## WHAT IS EXPECTED
Taking the lines below one at a time, count those with the string "Show" and give the result alone.

Collected data:
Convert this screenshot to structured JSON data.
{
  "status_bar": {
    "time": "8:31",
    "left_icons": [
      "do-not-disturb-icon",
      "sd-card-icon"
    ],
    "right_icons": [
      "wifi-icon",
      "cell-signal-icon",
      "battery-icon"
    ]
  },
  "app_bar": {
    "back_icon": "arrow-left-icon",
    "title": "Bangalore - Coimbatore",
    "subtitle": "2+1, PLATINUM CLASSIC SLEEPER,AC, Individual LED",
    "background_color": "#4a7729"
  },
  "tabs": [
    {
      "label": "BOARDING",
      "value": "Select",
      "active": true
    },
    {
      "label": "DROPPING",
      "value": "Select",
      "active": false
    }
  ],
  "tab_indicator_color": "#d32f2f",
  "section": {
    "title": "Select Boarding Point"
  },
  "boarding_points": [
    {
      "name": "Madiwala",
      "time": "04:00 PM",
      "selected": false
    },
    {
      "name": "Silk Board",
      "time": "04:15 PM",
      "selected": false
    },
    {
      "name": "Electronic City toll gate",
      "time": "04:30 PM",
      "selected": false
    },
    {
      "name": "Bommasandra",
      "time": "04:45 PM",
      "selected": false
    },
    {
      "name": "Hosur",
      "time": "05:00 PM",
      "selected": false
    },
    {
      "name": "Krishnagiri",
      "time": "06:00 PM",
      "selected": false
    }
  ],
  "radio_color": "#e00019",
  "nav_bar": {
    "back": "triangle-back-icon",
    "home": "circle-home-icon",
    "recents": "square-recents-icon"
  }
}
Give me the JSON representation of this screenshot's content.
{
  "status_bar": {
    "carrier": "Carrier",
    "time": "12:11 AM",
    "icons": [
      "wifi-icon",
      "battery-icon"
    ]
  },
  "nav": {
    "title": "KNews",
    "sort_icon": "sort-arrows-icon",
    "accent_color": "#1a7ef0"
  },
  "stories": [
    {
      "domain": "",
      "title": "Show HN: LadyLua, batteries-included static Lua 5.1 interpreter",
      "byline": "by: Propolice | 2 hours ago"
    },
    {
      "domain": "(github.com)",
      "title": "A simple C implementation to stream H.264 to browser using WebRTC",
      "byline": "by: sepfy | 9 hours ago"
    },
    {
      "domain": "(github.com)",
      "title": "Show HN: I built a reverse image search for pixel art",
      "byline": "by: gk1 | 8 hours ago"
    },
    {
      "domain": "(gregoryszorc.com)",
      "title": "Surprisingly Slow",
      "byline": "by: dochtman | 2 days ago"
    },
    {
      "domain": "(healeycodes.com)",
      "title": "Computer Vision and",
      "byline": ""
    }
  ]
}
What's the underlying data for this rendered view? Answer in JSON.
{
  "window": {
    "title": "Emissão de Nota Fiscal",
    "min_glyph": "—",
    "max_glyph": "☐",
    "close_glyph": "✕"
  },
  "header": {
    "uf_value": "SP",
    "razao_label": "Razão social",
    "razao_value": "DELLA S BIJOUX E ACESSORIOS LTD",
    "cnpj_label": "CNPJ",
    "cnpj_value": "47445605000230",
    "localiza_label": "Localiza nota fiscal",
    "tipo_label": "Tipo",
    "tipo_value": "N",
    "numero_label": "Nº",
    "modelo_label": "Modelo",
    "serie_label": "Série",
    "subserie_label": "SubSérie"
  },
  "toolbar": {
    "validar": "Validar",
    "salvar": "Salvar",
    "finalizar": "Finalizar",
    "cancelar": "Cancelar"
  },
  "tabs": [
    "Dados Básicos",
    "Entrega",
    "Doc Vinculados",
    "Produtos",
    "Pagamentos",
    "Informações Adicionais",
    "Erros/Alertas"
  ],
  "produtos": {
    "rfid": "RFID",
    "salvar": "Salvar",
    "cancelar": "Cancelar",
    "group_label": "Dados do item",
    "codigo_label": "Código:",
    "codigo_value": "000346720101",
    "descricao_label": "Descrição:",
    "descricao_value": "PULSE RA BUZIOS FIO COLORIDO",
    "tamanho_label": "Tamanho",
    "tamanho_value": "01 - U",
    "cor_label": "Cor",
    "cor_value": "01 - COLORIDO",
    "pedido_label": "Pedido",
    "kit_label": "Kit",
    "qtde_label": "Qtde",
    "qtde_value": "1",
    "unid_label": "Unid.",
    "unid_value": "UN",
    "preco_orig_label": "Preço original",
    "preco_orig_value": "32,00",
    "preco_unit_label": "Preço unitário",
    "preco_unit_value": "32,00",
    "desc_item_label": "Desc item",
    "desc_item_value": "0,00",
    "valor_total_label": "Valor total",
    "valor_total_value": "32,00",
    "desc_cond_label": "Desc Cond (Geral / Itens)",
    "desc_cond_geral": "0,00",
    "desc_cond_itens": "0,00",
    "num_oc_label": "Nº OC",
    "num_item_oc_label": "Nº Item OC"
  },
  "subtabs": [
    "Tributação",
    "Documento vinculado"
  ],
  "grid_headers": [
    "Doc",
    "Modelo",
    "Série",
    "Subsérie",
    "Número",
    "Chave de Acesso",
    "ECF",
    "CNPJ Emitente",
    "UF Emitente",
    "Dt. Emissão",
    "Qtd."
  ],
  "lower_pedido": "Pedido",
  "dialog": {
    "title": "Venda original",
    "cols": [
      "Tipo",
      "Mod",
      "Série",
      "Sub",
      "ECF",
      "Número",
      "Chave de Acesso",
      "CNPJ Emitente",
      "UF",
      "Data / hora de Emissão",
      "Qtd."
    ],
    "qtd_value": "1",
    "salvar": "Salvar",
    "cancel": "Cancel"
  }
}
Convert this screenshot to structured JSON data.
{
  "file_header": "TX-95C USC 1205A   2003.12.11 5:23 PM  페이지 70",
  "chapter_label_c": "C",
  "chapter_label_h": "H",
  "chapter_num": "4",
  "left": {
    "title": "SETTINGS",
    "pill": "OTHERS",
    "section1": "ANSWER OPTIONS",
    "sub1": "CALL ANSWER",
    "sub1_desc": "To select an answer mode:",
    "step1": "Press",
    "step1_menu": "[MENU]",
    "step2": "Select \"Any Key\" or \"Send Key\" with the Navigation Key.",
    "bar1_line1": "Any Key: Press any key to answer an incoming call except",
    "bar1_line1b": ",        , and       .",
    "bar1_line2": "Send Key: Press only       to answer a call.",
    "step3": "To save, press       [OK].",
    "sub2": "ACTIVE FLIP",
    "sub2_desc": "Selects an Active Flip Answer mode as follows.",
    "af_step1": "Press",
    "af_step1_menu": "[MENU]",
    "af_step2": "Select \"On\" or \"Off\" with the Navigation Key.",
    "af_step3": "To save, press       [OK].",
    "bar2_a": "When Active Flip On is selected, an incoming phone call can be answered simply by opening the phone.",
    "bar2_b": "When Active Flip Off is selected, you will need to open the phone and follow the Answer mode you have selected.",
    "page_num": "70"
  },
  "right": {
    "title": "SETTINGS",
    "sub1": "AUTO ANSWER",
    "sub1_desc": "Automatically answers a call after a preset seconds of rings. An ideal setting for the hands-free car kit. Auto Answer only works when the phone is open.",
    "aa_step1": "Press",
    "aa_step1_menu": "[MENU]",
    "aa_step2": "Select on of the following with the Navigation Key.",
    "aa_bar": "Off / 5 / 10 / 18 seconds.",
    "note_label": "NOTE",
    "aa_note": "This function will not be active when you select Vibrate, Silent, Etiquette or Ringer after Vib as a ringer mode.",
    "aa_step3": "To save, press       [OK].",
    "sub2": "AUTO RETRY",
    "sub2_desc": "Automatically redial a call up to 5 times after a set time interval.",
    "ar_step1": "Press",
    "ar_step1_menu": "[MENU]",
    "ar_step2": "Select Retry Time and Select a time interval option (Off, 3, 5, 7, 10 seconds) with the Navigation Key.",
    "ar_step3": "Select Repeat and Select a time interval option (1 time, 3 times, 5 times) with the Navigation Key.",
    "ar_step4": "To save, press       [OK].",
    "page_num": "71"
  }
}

## OUTPUT FOR THIS EXERCISE
2